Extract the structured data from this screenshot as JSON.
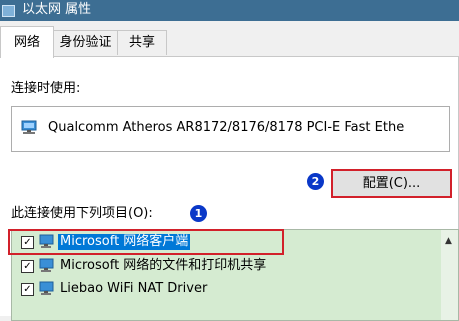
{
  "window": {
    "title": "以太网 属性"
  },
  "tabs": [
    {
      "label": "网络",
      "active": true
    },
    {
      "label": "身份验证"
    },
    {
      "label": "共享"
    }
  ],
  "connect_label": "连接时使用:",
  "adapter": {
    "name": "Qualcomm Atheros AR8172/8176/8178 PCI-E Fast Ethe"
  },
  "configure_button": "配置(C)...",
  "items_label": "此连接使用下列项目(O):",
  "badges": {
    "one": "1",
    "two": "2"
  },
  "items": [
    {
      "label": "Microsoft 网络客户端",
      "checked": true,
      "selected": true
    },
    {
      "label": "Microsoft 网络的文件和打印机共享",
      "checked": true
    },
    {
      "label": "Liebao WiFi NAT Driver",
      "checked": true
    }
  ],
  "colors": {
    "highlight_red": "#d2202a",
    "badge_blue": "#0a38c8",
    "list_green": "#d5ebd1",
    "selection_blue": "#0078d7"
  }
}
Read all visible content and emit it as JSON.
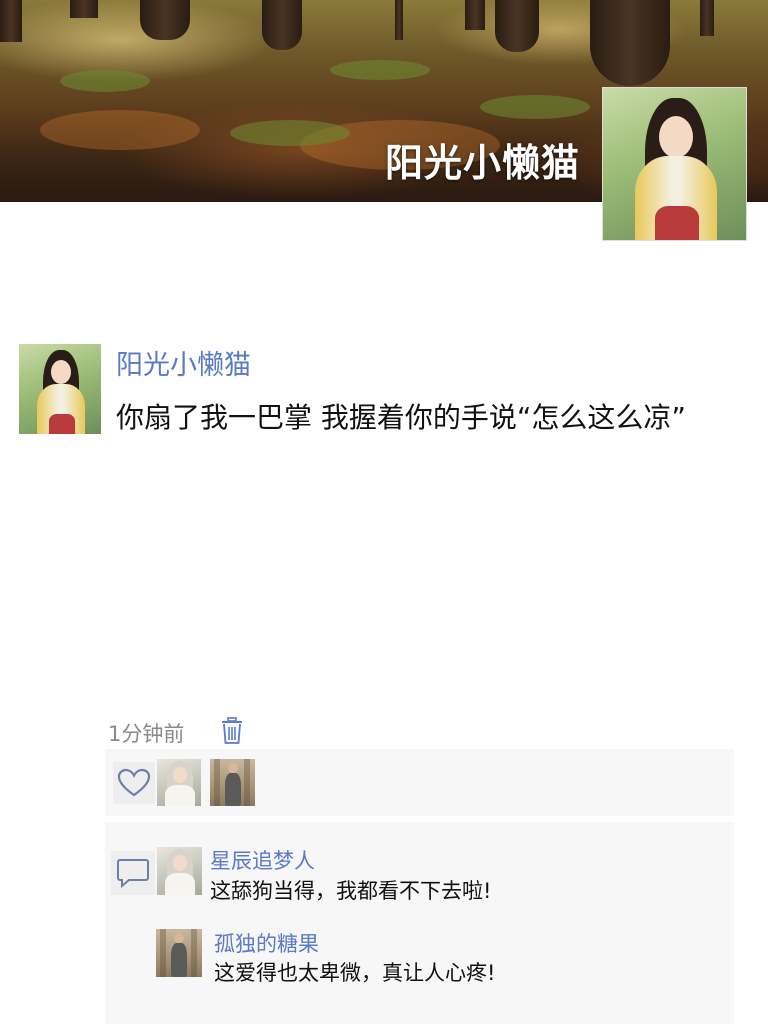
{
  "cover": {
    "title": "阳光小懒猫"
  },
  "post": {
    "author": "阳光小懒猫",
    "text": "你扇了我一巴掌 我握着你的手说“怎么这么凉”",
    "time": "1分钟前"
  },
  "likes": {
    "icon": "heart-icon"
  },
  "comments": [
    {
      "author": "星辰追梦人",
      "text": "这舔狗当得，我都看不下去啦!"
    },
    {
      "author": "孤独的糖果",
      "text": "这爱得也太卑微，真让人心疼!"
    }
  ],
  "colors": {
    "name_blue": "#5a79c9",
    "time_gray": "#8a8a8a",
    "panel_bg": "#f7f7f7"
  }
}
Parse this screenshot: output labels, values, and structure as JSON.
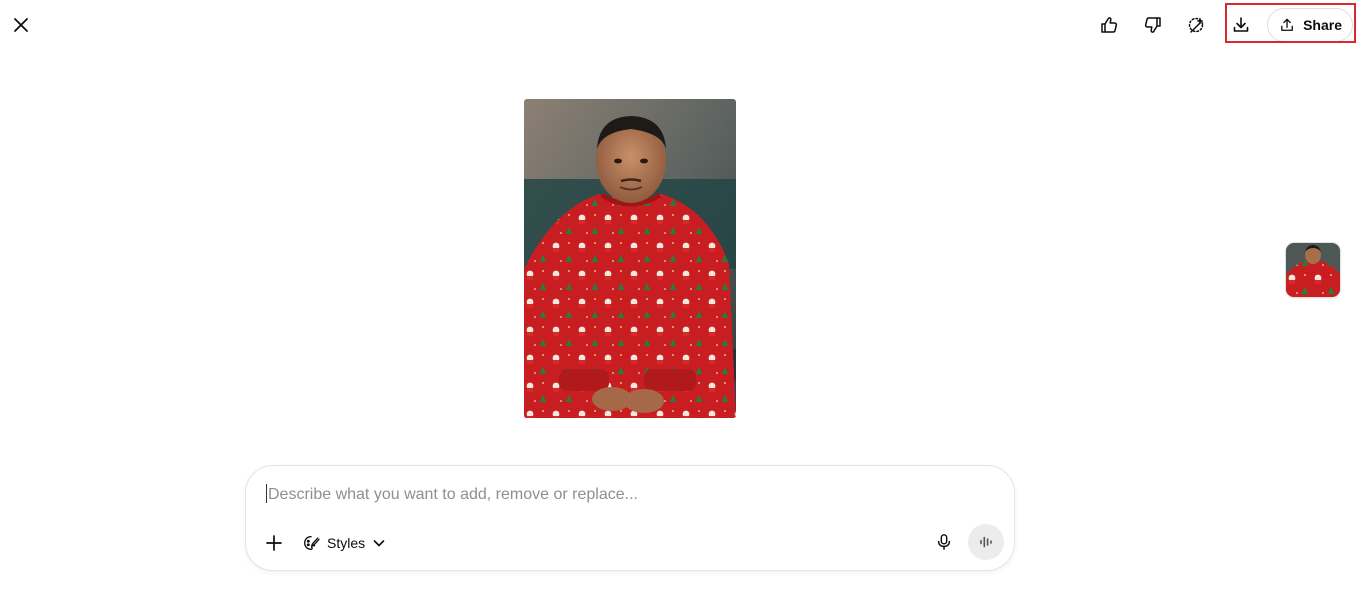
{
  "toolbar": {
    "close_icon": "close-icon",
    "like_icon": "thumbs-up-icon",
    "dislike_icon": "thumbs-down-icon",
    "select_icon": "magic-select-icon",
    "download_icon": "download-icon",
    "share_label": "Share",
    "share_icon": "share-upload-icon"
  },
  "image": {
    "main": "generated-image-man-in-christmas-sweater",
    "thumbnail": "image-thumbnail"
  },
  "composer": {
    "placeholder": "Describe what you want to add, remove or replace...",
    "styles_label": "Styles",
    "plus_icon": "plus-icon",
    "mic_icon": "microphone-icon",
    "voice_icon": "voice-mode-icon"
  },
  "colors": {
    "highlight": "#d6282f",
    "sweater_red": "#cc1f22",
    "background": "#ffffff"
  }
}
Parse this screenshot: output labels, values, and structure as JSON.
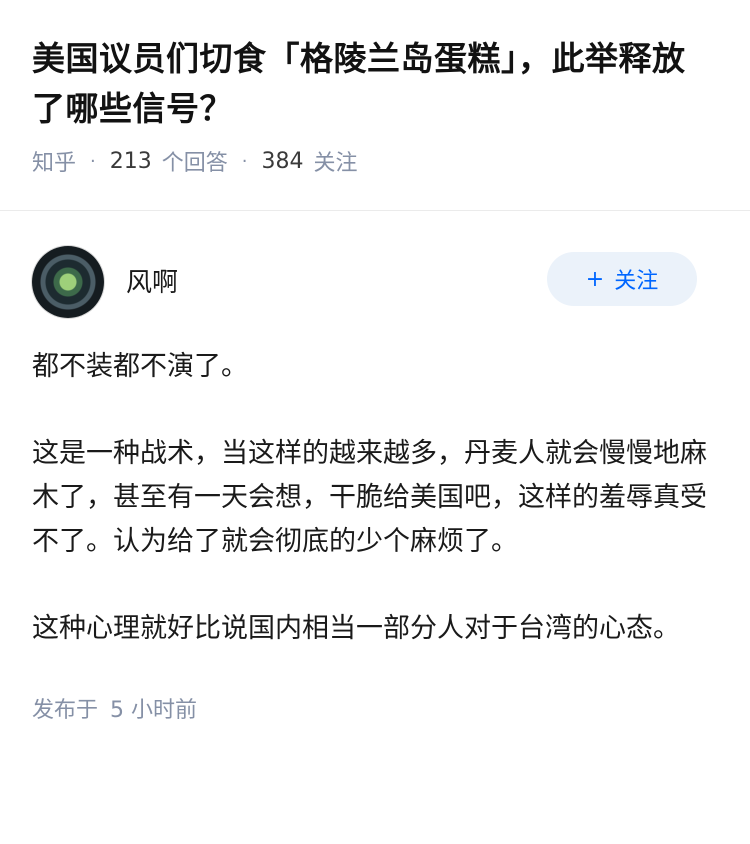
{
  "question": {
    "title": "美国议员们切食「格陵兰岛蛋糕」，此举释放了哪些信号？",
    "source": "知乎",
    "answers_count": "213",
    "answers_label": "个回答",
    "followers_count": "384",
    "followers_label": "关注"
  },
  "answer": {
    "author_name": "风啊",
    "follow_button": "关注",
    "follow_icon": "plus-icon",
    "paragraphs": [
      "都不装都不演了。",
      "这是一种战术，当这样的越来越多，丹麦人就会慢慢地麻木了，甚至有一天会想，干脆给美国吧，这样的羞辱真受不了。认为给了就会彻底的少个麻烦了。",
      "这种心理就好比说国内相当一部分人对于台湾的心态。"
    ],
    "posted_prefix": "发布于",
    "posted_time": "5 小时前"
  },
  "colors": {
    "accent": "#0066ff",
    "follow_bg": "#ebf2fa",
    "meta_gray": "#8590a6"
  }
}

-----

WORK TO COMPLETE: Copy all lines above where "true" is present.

EXERCISE SOLUTION:
      "active": true
      "checked": true,
      "selected": true
      "checked": true
      "checked": true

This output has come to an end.